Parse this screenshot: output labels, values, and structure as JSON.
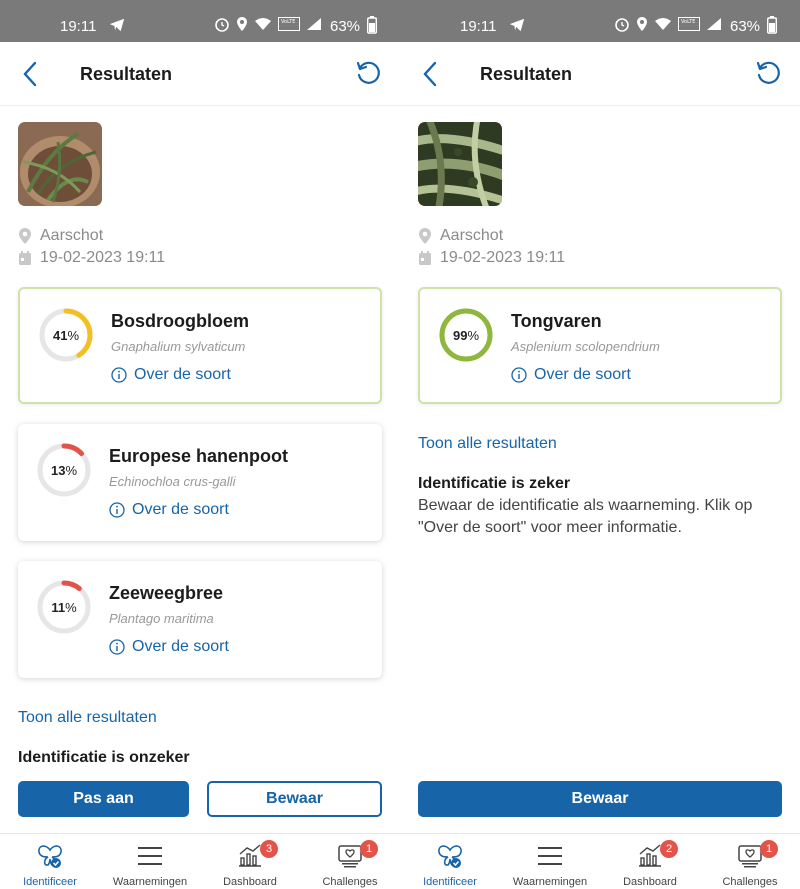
{
  "colors": {
    "accent": "#1764a8",
    "yellow": "#f3c024",
    "red": "#e2544a",
    "green": "#8fb73e",
    "ring_bg": "#e6e6e6",
    "statusbar": "#7a7a7a"
  },
  "statusbar": {
    "time": "19:11",
    "battery": "63%"
  },
  "left": {
    "header": {
      "title": "Resultaten"
    },
    "location": "Aarschot",
    "datetime": "19-02-2023 19:11",
    "results": [
      {
        "percent_num": "41",
        "percent_sign": "%",
        "value": 41,
        "color": "yellow",
        "name": "Bosdroogbloem",
        "latin": "Gnaphalium sylvaticum",
        "about": "Over de soort"
      },
      {
        "percent_num": "13",
        "percent_sign": "%",
        "value": 13,
        "color": "red",
        "name": "Europese hanenpoot",
        "latin": "Echinochloa crus-galli",
        "about": "Over de soort"
      },
      {
        "percent_num": "11",
        "percent_sign": "%",
        "value": 11,
        "color": "red",
        "name": "Zeeweegbree",
        "latin": "Plantago maritima",
        "about": "Over de soort"
      }
    ],
    "show_all": "Toon alle resultaten",
    "status_title": "Identificatie is onzeker",
    "buttons": {
      "adjust": "Pas aan",
      "save": "Bewaar"
    }
  },
  "right": {
    "header": {
      "title": "Resultaten"
    },
    "location": "Aarschot",
    "datetime": "19-02-2023 19:11",
    "results": [
      {
        "percent_num": "99",
        "percent_sign": "%",
        "value": 99,
        "color": "green",
        "name": "Tongvaren",
        "latin": "Asplenium scolopendrium",
        "about": "Over de soort"
      }
    ],
    "show_all": "Toon alle resultaten",
    "status_title": "Identificatie is zeker",
    "status_text_line1": "Bewaar de identificatie als waarneming. Klik op",
    "status_text_line2": "\"Over de soort\" voor meer informatie.",
    "buttons": {
      "save": "Bewaar"
    }
  },
  "nav": {
    "items": [
      {
        "label": "Identificeer",
        "icon": "butterfly-icon",
        "active": true
      },
      {
        "label": "Waarnemingen",
        "icon": "list-icon",
        "active": false
      },
      {
        "label": "Dashboard",
        "icon": "chart-icon",
        "active": false
      },
      {
        "label": "Challenges",
        "icon": "challenge-icon",
        "active": false
      }
    ],
    "left_badges": {
      "dashboard": "3",
      "challenges": "1"
    },
    "right_badges": {
      "dashboard": "2",
      "challenges": "1"
    }
  }
}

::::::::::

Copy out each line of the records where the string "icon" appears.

=== Problem solution ===
        "icon": "butterfly-icon",
        "icon": "list-icon",
        "icon": "chart-icon",
        "icon": "challenge-icon",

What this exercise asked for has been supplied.